Hawk nest unfriendly for guests

MIKE SANDO The News Tribune

KIRKLAND – The Seattle Seahawks’ home winning streak spans 10 games and parts of three seasons. But the upper-left corner of the NFL universe failed to reappear on the list of truly hostile venues until a year ago, when the St. Louis Rams came to town.

That’s when Seahawks Stadium, since renamed Qwest Field, rocked like never before. The home team pulled out a 24-23 victory on its way to an 8-0 home record in 2003.

The return of the Rams on Sunday triggered memories for all involved.

“That was the start of what I thought was a great home-field advantage for us last year,” Seahawks coach Mike Holmgren said Wednesday. “The fact that we could win a close game at the end, against a really good team ... the fans should feel they had a lot to do with it.”

Crowd noise was a factor as the Rams, clinging to a 23-17 lead, tried to run time off the clock.

And when Seattle’s defense produced a needed interception, the offense fed off the crowd on its way to the winning score.

“The crowd helped us win that game,” receiver Darrell Jackson said. “It’s great to have the home crowd behind you going into the last drive to win the game.

“It gives you a little extra momentum, an extra boost, and puts you over the top.”

Rams coach Mike Martz is 0-2 at Seattle’s $430 million stadium.

“The difference in any other stadium is that (in Seattle) it seems they know the game better and they treat you with respect,” Martz said. “And yet they’re very vocal and loud and it’s fun – it’s a great environment.”

For years, Holmgren has asked fans to recreate some of the atmospheric elements that made the Kingdome such a nightmare for visiting teams. He’s getting his wish now that the Seahawks are giving fans a reason to howl.

“We need them to be vocal,” Holmgren said. “I want them to know this is a big game.

“It’s a great stadium, and when it’s full and loud like it was against San Francisco (in Week 3), it’s a tough place to play.

“That’s what you want..”

Holmgren could take the home crowd for granted during a seven-year run coaching in Green Bay. The waiting list for tickets to Lambeau Field ran into the thousands, and Holmgren’s Packers rewarded them by posting a 54-7 home record, counting playoffs.

In Green Bay, as in Seattle, Holmgren needed five seasons to produce his first 8-0 home mark.

“We just didn’t think we were going to lose there,” Holmgren said of the Lambeau dominance. “That’s the way it should be.”

A year ago, Seattle’s home opener against New Orleans was blacked out on local TV because the team fell short of a sellout.

All seven subsequent home games, beginning with that St. Louis matchup in September 2003, have sold enough tickets to avoid a blackout. The game Sunday will mark eight in a row.

Winning is obviously the key.

Beyond the 10-game streak at home, the Seahawks have won 16 of their past 22 games overall, fourth-most in the NFL. They’ve even won six of their past 12 road games during the regular season.

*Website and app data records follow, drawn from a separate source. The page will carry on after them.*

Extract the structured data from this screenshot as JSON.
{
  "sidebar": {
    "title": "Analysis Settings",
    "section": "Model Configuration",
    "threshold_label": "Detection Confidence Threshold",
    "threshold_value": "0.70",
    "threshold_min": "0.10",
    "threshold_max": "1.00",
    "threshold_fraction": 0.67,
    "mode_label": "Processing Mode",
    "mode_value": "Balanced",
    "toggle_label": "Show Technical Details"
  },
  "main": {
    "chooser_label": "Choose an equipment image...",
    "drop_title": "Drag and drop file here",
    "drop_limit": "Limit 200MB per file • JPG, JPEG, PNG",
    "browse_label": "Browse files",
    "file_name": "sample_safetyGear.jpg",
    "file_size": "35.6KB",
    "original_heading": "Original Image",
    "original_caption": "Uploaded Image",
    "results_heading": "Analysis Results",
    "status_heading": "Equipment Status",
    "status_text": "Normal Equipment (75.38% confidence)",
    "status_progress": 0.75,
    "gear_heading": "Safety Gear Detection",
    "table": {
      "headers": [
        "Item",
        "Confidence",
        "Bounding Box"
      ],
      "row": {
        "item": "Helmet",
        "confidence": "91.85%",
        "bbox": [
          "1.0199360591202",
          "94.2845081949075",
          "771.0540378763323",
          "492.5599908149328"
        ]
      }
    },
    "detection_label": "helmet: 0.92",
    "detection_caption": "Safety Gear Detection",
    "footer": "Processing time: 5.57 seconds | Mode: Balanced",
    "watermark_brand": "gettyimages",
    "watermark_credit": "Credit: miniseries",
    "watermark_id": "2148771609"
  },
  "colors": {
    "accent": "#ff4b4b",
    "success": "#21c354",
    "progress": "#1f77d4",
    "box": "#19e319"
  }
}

“I think it will be a playoff atmosphere (Sunday),” said Martz, whose Rams have gone 5-5 away from St. Louis since posting a 1-7 road record in 2002. “Whenever we’ve played up there, it’s always been kind of frantic.”

Seattle’s 10-game home streak began with a 30-10 trouncing of the Rams on Dec. 22, 2002. But coaches and players point to the Sept. 21, 2003, game as the start of something special.

That was also the day Seattle running back Shaun Alexander made a dramatic appearance in the second quarter, hours after witnessing the birth of his daughter, Heaven.

“The game was already going on and I could see from the outside coming in how excited everybody was and it’s kind of carried on from there,” Alexander said Wednesday. “Our fans are really great and they really do some great things to launch us into these games.”
(Published 7:16AM, October 7th, 2004)